Class: | Tu Th 2:50-4:05pm | Old Chem 025 | |
Prof: | Robert L. Wolpert | (wolpert@stat.duke.edu) | |
OH: | Wed 4:15-5:00pm | Old Chem 211c | |
TA: | Anirban Bhattacharya | (anib86@gmail.com) | |
OH: | Mon 3:00-4:30pm | Old Chem 211a |
Half a century ago the phrase Multivariate Statistics was generally understood to describe sampling-theory based statistical methods for studying multi-dimensional normally-distributed data. The fundamental tools for this aspect of the subject are a deep understanding of linear algebra and of the probability distributions associated with the normal, such as Wishart and its kin. The best-known methods arising in this area are PCA (Principal Components Analysis), FA (Factor Analysis), Hotelling's T^{2} test, and perhaps relatives like Principal Components Regression and multivariate ANOVA.
More recently, interest in computational methods, causality, and model formulation have all led to a growth in the study of Graphical Models in which the conditional (in)depependence structure for a family of random variables is encoded in the form of a graph, a collection of points (the vertices) some of which are connected (by edges, or possibly-ordered pairs of vertices). For non-Gaussian distributions it is sometimes necessary to go beyond graphs to "hypergraphs".
My plan is to try to cover the high-lights of both traditional (multivariate Gaussian) MVA and of graphical models. This will be the first time I've taught this material and I'll be learning some of it as we go along, so don't expect a smooth ride or a polished syllabus. I hope to have some computing aspects for the course if I can manage it.
Students are expected to be (or become) comfortable with probability theory at the level of STA214 or STA205, statistical inference at the level of STA215, and linear models at the level of STA244. Some experience in computing in R or MatLab would be helpful.

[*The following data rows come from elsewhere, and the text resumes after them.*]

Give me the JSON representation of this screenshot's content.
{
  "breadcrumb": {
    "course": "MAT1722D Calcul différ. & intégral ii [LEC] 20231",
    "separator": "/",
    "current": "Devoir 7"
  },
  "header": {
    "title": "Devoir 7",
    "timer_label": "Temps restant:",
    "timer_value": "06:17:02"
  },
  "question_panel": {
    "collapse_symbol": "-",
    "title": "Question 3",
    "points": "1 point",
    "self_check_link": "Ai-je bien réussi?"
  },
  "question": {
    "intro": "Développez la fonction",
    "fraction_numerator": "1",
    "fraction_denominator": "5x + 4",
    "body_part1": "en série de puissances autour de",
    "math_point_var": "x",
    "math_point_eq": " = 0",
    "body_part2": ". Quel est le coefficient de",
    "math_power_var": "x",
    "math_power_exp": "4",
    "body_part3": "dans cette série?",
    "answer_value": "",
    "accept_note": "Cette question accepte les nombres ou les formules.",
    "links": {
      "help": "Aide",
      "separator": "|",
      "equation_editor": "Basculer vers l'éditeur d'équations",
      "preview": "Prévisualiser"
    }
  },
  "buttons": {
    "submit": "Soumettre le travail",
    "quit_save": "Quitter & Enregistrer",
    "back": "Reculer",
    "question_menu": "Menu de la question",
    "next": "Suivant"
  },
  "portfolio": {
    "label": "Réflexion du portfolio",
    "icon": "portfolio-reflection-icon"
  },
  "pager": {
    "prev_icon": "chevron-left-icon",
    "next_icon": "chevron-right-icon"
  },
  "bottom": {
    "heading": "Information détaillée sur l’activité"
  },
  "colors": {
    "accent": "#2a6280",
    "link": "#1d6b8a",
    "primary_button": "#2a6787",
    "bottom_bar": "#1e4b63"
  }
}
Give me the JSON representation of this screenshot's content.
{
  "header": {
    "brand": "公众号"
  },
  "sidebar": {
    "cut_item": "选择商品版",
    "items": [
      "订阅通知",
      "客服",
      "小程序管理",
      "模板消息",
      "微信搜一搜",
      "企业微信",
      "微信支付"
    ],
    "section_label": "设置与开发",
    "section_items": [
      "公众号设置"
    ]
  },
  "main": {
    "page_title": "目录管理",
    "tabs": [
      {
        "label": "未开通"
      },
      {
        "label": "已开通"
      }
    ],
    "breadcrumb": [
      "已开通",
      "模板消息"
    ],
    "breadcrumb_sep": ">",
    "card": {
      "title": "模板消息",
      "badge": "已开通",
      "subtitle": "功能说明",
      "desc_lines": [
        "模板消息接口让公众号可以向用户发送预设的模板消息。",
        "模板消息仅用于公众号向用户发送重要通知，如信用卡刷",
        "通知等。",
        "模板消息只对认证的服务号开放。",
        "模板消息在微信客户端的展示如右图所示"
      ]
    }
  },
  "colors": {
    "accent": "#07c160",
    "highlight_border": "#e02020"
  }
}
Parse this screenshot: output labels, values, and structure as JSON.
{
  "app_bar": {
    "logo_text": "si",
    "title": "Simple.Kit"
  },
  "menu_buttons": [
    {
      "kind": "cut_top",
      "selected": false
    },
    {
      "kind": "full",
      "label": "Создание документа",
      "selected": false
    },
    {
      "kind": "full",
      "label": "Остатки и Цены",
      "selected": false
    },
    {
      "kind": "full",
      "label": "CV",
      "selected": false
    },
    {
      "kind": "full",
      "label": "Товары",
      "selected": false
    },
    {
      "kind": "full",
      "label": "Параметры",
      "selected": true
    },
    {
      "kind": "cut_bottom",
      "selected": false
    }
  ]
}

The methods we consider will most often be tailored for problems in which the number of observations (traditionally denoted n) exceeds (maybe by a lot) the number of uncertain parameters (traditionally p). Recently there is a great deal of interest in problems where p»n--- this arises naturally in genomic applications, intrusion detection, and other emerging areas of interest. Since those problems are studeied in detail in our sister course Statistical Data Mining (STA 218), we won't spend much time on it here.